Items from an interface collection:
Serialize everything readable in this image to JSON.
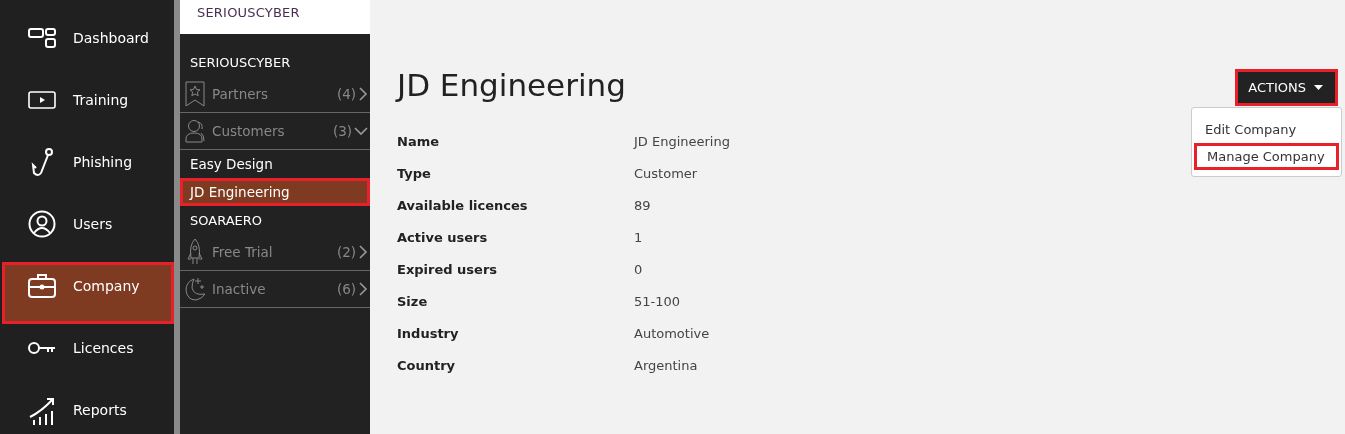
{
  "nav": [
    {
      "label": "Dashboard",
      "selected": false,
      "highlighted": false
    },
    {
      "label": "Training",
      "selected": false,
      "highlighted": false
    },
    {
      "label": "Phishing",
      "selected": false,
      "highlighted": false
    },
    {
      "label": "Users",
      "selected": false,
      "highlighted": false
    },
    {
      "label": "Company",
      "selected": true,
      "highlighted": true
    },
    {
      "label": "Licences",
      "selected": false,
      "highlighted": false
    },
    {
      "label": "Reports",
      "selected": false,
      "highlighted": false
    }
  ],
  "breadcrumb": "SERIOUSCYBER",
  "tree": [
    {
      "name": "SERIOUSCYBER",
      "categories": [
        {
          "label": "Partners",
          "kind": "partners",
          "count": "(4)",
          "expanded": false
        },
        {
          "label": "Customers",
          "kind": "customers",
          "count": "(3)",
          "expanded": true,
          "children": [
            {
              "name": "Easy Design",
              "selected": false,
              "highlighted": false
            },
            {
              "name": "JD Engineering",
              "selected": true,
              "highlighted": true
            }
          ]
        }
      ]
    },
    {
      "name": "SOARAERO",
      "categories": [
        {
          "label": "Free Trial",
          "kind": "trial",
          "count": "(2)",
          "expanded": false
        },
        {
          "label": "Inactive",
          "kind": "inactive",
          "count": "(6)",
          "expanded": false
        }
      ]
    }
  ],
  "title": "JD Engineering",
  "actions": {
    "label": "ACTIONS",
    "highlighted": true,
    "expanded": true,
    "menu": [
      {
        "label": "Edit Company",
        "highlighted": false
      },
      {
        "label": "Manage Company",
        "highlighted": true
      }
    ]
  },
  "details": [
    {
      "label": "Name",
      "value": "JD Engineering"
    },
    {
      "label": "Type",
      "value": "Customer"
    },
    {
      "label": "Available licences",
      "value": "89"
    },
    {
      "label": "Active users",
      "value": "1"
    },
    {
      "label": "Expired users",
      "value": "0"
    },
    {
      "label": "Size",
      "value": "51-100"
    },
    {
      "label": "Industry",
      "value": "Automotive"
    },
    {
      "label": "Country",
      "value": "Argentina"
    }
  ]
}
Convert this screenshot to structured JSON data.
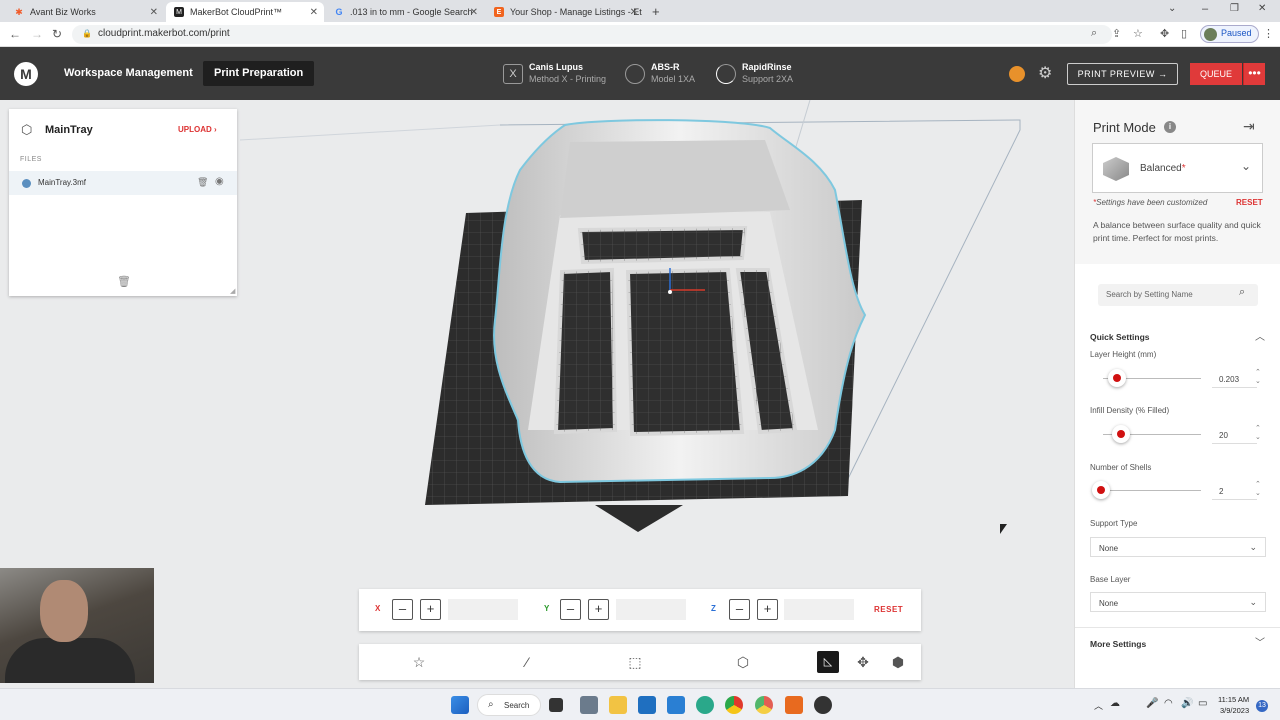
{
  "browser": {
    "tabs": [
      {
        "title": "Avant Biz Works",
        "icon": "hubspot-icon"
      },
      {
        "title": "MakerBot CloudPrint™",
        "icon": "makerbot-icon"
      },
      {
        "title": ".013 in to mm - Google Search",
        "icon": "google-icon"
      },
      {
        "title": "Your Shop - Manage Listings - Et",
        "icon": "etsy-icon"
      }
    ],
    "url": "cloudprint.makerbot.com/print",
    "profile_status": "Paused"
  },
  "app": {
    "nav": {
      "workspace": "Workspace Management",
      "print_prep": "Print Preparation"
    },
    "devices": [
      {
        "line1": "Canis Lupus",
        "line2": "Method X - Printing",
        "icon": "printer-icon"
      },
      {
        "line1": "ABS-R",
        "line2": "Model 1XA",
        "icon": "material-spool-icon"
      },
      {
        "line1": "RapidRinse",
        "line2": "Support 2XA",
        "icon": "support-spool-icon"
      }
    ],
    "print_preview": "PRINT PREVIEW",
    "queue": "QUEUE"
  },
  "left_panel": {
    "tray_name": "MainTray",
    "upload": "UPLOAD",
    "files_label": "FILES",
    "files": [
      {
        "name": "MainTray.3mf"
      }
    ]
  },
  "coords": {
    "x_label": "X",
    "y_label": "Y",
    "z_label": "Z",
    "minus": "–",
    "plus": "+",
    "reset": "RESET"
  },
  "right_panel": {
    "title": "Print Mode",
    "mode": "Balanced",
    "mode_marker": "*",
    "customized_note": "Settings have been customized",
    "reset": "RESET",
    "description": "A balance between surface quality and quick print time. Perfect for most prints.",
    "search_placeholder": "Search by Setting Name",
    "quick_settings": "Quick Settings",
    "layer_height_label": "Layer Height (mm)",
    "layer_height_value": "0.203",
    "infill_label": "Infill Density (% Filled)",
    "infill_value": "20",
    "shells_label": "Number of Shells",
    "shells_value": "2",
    "support_type_label": "Support Type",
    "support_type_value": "None",
    "base_layer_label": "Base Layer",
    "base_layer_value": "None",
    "more_settings": "More Settings"
  },
  "taskbar": {
    "search": "Search",
    "time": "11:15 AM",
    "date": "3/9/2023",
    "notification_count": "13"
  }
}
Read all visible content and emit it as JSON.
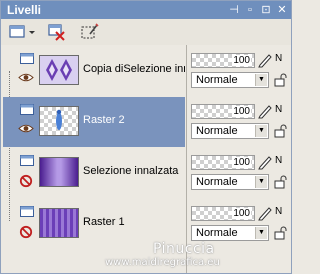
{
  "window": {
    "title": "Livelli",
    "buttons": {
      "pin": "⊣",
      "minimize": "▫",
      "maximize": "⊡",
      "close": "✕"
    }
  },
  "toolbar": {
    "tools": [
      {
        "name": "new-layer-icon"
      },
      {
        "name": "dropdown-arrow-icon"
      },
      {
        "name": "delete-layer-icon"
      },
      {
        "name": "selection-edit-icon"
      }
    ]
  },
  "layers": [
    {
      "name": "Copia diSelezione inna",
      "opacity": "100",
      "blend": "Normale",
      "visible": true,
      "selected": false,
      "thumb": "purple-diamonds"
    },
    {
      "name": "Raster 2",
      "opacity": "100",
      "blend": "Normale",
      "visible": true,
      "selected": true,
      "thumb": "blue-figure"
    },
    {
      "name": "Selezione innalzata",
      "opacity": "100",
      "blend": "Normale",
      "visible": false,
      "selected": false,
      "thumb": "purple-gradient"
    },
    {
      "name": "Raster 1",
      "opacity": "100",
      "blend": "Normale",
      "visible": false,
      "selected": false,
      "thumb": "purple-pattern"
    }
  ],
  "prop_pen_label": "N",
  "watermark": {
    "line1": "Pinuccia",
    "line2": "www.maidiregrafica.eu"
  },
  "colors": {
    "titlebar": "#6f8fbd",
    "selected_row": "#7a93bd",
    "panel_bg": "#ece9e2"
  }
}
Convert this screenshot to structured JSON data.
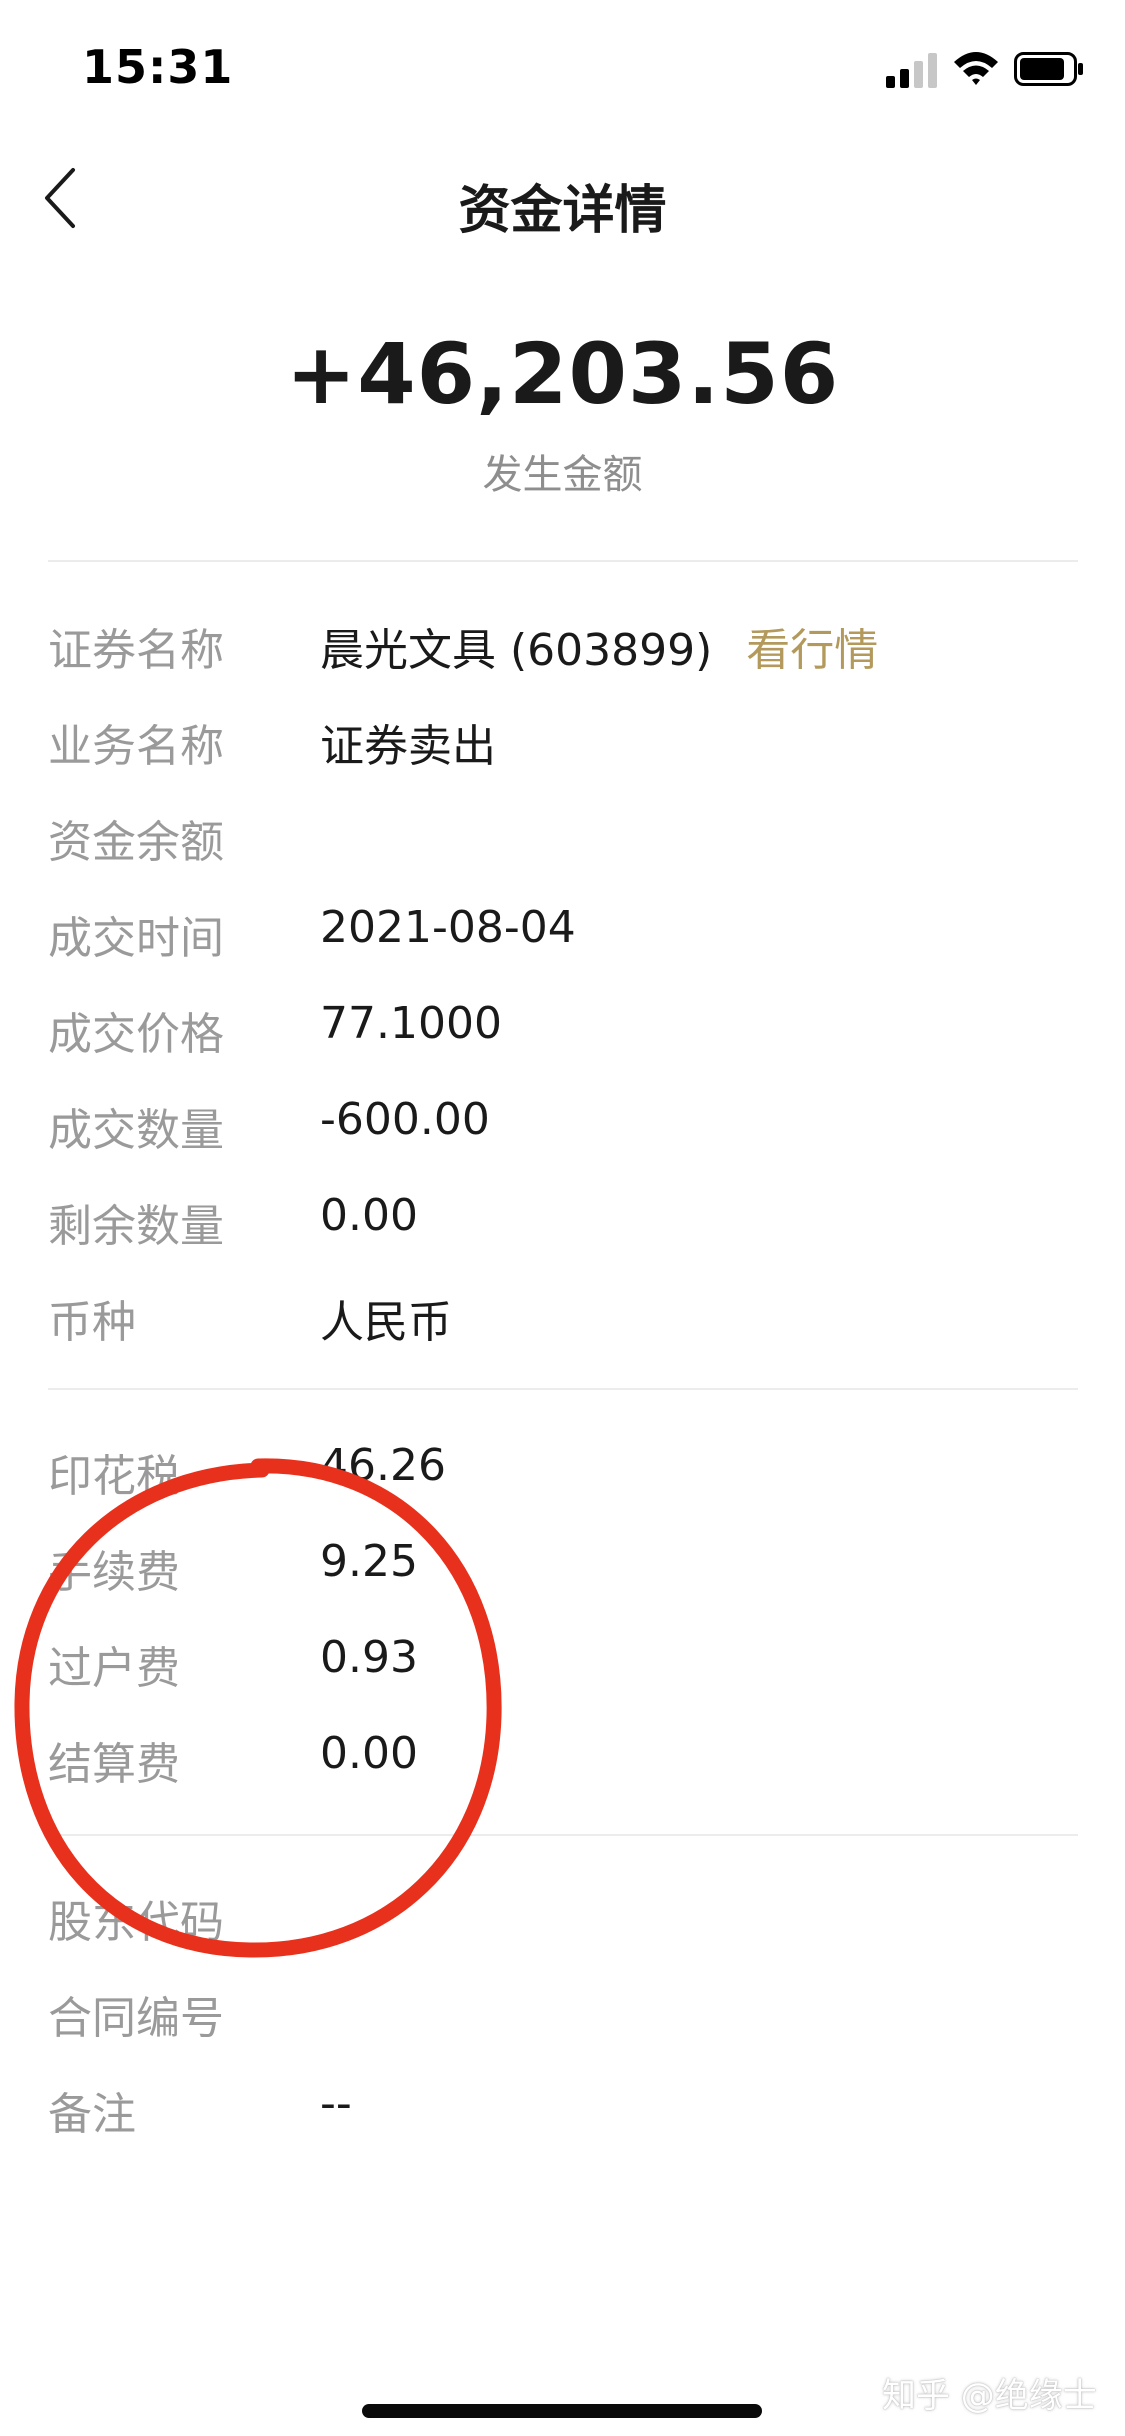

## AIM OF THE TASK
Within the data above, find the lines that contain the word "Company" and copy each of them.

## OUTPUT FOR THIS EXERCISE
      "label": "Company",
        "label": "Edit Company",
        "label": "Manage Company",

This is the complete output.